• Exercise details
Gather, from the data below, each line in which the word "Sound" occurs.

[Data records for software interfaces]
※ ※ ※
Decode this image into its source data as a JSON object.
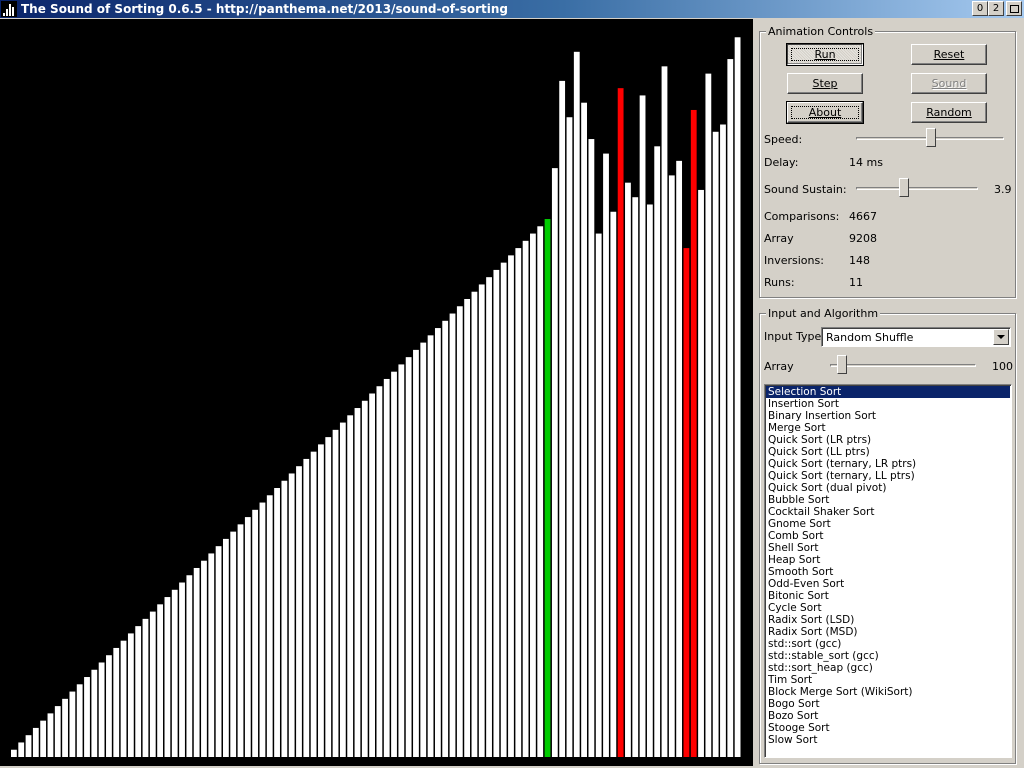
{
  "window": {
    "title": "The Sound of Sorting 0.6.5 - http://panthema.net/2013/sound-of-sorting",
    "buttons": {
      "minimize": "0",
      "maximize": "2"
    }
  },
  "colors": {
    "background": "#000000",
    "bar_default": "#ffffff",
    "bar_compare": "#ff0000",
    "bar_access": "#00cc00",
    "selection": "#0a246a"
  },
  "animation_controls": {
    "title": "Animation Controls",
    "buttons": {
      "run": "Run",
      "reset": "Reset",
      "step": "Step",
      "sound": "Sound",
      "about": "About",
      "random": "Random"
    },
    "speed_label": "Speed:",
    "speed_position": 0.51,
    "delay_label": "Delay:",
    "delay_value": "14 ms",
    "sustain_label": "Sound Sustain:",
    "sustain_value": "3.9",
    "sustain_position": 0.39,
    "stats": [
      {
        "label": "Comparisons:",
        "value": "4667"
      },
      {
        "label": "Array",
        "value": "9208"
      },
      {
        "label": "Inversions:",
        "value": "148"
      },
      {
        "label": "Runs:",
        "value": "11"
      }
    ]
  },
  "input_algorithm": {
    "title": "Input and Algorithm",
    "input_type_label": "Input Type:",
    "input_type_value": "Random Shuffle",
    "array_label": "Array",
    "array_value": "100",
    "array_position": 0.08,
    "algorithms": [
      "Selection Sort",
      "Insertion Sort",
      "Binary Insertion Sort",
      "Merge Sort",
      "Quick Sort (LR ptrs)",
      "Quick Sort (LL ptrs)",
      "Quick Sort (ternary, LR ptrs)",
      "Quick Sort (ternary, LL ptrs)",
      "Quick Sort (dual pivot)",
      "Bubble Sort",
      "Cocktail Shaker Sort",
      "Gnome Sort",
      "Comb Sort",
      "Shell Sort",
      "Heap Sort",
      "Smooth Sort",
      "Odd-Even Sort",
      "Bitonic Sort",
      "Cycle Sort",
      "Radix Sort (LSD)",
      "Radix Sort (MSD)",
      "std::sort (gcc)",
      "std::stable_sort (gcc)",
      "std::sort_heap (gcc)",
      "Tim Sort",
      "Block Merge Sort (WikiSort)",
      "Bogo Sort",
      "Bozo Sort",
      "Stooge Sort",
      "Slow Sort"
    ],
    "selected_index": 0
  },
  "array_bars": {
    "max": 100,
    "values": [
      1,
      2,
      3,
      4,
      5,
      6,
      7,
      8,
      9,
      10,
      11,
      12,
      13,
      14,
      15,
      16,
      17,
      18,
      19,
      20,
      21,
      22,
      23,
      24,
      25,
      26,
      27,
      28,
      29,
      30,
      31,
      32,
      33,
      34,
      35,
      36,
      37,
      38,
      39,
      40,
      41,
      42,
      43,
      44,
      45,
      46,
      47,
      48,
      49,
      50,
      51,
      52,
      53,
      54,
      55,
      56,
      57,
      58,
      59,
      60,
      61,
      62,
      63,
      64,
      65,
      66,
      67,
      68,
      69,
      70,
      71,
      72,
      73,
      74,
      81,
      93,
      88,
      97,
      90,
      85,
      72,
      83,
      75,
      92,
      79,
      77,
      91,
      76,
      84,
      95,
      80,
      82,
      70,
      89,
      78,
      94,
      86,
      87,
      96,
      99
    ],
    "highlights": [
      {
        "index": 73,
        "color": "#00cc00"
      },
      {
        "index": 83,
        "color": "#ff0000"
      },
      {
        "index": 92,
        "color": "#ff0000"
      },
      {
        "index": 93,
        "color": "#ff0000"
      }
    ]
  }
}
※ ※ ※
• Solution
    "title": "The Sound of Sorting 0.6.5 - http://panthema.net/2013/sound-of-sorting",
      "sound": "Sound",
    "sustain_label": "Sound Sustain:",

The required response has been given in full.